On Wednesday, Austin announced his return to basketball. Now 23, the 7-1 center has been cleared by doctors to take the court.
"Ever since the draft I've been getting checked by my doctor, and through those checkups, we've been monitoring my heart, making sure that nothing has changed, and he said that I am stable," Austin says.
"I am cleared. I am about to be out here pursuing my dream. Ever since my doctors told me that I was cleared, it's been in my mind -- I want to go chase this. It's always been my dream. At the same time, I'm a God-fearing man, and I believe that everything happens in life for a reason, so why would God put it in my doctor's heart to say that I was cleared if he didn't want me to go and chase my dream and share my testimony with millions of people around the world."
Austin announced the good news on both Instagram and an episode of the "Thru the Lens" documentary series with Cassy Athena.
Very excited to announce to everyone that the news is true. I have been blessed by the grace of God to receive a second chance at chasing my dream of playing basketball. Everything happens for a reason and I'm ready to share my testimony and journey with millions of people across the world. #DreamAgain | full interview on cassyathena.com @cassyathena
NBA commissioner Adam Silver invited Austin to the 2014 draft even though he had no chance of getting drafted. Silver called Austin up between the 15th and 16th picks, and Austin put on a hat with an NBA logo. Silver offered Austin a job as long as he finished his degree at Baylor.
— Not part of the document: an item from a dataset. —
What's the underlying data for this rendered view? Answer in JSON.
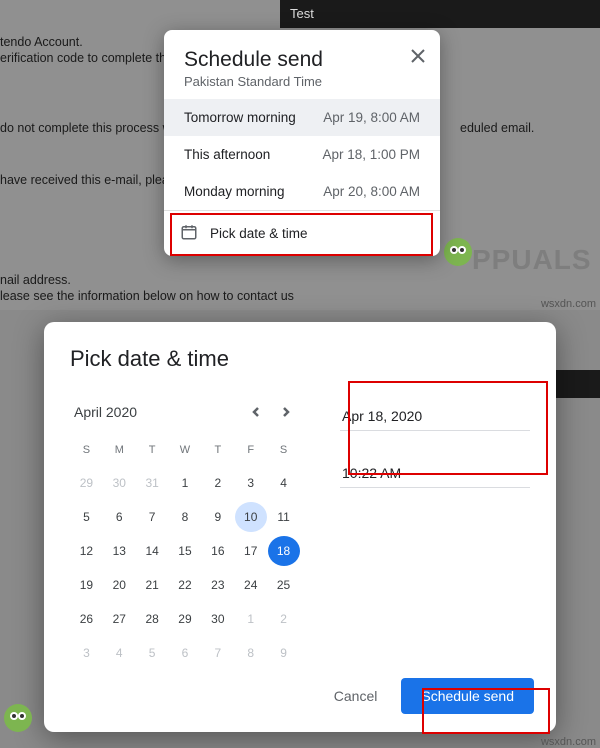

It is unclear if that NBA job will be on an NBA roster. Austin obviously has been out of the sport for more than two years and has a lot of ground to make up, assuming he can physically compete at the highest level. But with his height, perseverance and emotion, nothing is out of the question.